We also wanted to explore whether exposure to the personal narratives might influence health literacy around HIV and ART. We ran two DST workshops, where 20 community participants were supported to create short digital stories about personal experiences of adherence. We then hosted 151 screenings of the digital stories at seven local health facilities and evaluated the impact of the intervention using a three- tiered mixed methods approach. We conducted two independent quantitative surveys of healthcare users (852 respondents during the preintervention round and 860 people during the postintervention round), five focus group discussions and observation of practice. Exposure to the digital stories did stimulate rich dialogue among community members, which broadened from the focus on ART adherence to other aspects around the impact of HIV and its treatment on individuals and the community.
In the independently conducted surveys, we found no clear difference in knowledge or understanding of HIV and ART between the people exposed to the digital stories and those who were not exposed. Our findings provide support for the use of DST as an engagement intervention, but highlight some of the challenges in delivering this type of intervention and in evaluating the impact of this approach.
Radio interview by Dr. Astrid Treffry-Goatley about the use of story telling of our BMJ Medical Humanities 2019 paper entitled: Community engagement with HIV drug adherence in rural South Africa: a transdisciplinary approach.

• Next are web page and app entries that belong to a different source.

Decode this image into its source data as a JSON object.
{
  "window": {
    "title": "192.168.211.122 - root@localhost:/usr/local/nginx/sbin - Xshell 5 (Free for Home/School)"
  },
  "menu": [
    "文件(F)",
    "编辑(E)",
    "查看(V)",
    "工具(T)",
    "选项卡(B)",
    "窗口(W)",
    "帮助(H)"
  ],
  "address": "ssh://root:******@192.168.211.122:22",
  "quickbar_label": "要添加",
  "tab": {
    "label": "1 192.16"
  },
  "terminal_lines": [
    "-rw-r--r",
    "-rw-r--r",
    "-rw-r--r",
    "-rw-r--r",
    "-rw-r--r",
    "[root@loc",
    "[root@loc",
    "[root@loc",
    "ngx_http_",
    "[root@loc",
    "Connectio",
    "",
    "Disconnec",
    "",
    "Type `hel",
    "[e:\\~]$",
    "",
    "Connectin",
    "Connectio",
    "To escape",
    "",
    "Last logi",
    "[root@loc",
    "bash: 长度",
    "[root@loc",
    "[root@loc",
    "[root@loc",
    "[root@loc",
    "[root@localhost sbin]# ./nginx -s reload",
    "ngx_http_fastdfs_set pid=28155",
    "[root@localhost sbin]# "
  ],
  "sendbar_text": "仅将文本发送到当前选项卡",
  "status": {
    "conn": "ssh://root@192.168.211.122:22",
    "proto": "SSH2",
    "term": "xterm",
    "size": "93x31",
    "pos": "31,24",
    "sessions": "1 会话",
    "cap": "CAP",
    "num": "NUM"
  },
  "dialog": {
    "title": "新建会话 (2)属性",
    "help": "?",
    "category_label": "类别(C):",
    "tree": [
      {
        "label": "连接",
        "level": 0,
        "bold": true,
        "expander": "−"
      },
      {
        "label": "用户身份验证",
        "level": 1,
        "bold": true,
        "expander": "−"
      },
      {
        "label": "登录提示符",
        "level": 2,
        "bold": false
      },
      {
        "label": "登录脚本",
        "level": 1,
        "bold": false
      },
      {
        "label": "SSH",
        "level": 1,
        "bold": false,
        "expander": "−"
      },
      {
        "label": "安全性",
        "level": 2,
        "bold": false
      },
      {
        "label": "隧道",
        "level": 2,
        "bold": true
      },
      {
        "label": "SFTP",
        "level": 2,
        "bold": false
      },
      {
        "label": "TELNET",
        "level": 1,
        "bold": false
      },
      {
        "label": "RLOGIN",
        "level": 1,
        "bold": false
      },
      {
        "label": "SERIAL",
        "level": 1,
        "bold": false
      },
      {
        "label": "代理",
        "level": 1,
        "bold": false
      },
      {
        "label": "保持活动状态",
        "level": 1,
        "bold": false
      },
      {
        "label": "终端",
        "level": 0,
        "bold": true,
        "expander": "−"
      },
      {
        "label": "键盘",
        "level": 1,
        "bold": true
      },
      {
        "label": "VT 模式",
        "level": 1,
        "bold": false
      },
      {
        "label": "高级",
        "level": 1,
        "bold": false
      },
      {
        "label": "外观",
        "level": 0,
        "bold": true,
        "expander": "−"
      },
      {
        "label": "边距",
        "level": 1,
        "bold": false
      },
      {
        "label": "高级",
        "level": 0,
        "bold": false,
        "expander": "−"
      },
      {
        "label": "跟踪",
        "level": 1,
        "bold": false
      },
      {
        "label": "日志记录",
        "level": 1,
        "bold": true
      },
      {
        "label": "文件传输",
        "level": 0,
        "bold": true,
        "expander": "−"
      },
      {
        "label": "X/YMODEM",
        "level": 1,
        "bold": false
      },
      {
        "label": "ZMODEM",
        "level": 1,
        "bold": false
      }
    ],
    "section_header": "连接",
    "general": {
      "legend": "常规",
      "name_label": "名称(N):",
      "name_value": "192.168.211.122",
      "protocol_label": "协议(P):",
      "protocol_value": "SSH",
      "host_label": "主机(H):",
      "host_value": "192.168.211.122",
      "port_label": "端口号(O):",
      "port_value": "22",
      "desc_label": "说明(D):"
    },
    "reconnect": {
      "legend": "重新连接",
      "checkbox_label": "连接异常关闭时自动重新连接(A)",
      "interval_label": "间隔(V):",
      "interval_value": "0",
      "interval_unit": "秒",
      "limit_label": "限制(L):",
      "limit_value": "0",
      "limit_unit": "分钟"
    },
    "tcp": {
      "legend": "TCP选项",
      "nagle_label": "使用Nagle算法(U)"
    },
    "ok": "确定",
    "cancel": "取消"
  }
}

KRISP has been created by the coordinated effort of the University of KwaZulu-Natal (UKZN), the Technology Innovation Agency (TIA) and the South African Medical Research Countil (SAMRC).